REQUIREMENT - Could you filter the records below down to the lines that include the word "迭代次数"?

DATA LISTING -
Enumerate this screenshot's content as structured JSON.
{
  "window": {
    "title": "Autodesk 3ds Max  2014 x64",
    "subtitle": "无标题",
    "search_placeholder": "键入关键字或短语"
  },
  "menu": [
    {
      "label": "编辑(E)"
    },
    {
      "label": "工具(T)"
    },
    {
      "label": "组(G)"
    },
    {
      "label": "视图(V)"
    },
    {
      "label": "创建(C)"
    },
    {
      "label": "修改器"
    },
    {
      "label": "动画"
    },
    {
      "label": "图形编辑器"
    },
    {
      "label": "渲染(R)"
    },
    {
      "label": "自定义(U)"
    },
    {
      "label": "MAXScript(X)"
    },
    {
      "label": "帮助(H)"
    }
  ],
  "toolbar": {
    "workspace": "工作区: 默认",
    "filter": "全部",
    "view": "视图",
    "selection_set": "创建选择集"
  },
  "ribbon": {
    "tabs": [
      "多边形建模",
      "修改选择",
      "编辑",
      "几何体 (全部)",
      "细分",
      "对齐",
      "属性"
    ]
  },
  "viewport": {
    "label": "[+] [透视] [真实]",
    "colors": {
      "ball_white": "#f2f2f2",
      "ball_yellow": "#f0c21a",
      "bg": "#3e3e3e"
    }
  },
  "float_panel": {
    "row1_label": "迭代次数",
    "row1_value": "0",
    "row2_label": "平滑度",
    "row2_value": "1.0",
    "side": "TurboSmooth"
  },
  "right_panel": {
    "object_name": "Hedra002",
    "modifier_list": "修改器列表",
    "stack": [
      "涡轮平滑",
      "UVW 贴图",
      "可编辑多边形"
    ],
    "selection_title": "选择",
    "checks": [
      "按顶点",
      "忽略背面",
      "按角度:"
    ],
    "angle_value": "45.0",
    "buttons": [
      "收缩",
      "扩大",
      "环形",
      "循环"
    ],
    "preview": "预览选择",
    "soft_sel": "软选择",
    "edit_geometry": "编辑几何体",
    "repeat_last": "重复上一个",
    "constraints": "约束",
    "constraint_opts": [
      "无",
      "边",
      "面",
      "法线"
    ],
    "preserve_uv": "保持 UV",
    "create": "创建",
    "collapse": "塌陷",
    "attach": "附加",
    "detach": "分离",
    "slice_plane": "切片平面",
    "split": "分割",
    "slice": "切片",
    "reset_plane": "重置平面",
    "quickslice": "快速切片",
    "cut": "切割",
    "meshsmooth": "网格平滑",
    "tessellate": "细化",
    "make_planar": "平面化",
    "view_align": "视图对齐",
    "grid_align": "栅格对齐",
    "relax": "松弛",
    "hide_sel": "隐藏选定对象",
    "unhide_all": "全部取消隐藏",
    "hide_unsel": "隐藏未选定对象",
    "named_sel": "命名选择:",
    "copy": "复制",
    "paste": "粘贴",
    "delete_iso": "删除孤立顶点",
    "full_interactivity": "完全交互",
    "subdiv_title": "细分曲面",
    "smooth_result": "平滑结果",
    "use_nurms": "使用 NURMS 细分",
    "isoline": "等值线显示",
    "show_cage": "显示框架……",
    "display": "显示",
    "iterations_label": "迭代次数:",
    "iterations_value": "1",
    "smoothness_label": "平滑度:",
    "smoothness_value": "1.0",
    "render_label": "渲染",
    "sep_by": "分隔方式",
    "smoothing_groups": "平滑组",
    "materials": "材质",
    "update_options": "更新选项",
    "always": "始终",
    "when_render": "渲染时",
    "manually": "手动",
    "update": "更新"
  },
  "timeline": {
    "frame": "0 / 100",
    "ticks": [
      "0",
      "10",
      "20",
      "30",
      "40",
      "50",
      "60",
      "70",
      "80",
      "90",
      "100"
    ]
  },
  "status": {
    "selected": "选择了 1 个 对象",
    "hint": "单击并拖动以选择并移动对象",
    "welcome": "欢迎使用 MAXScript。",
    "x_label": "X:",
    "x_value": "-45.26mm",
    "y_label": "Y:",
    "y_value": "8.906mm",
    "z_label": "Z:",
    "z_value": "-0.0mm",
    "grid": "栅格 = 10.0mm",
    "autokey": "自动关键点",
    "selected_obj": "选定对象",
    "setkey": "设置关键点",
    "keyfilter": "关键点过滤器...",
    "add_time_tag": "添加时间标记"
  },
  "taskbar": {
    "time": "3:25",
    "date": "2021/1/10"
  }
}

FINISHED EXERCISE -
    "row1_label": "迭代次数",
    "iterations_label": "迭代次数:",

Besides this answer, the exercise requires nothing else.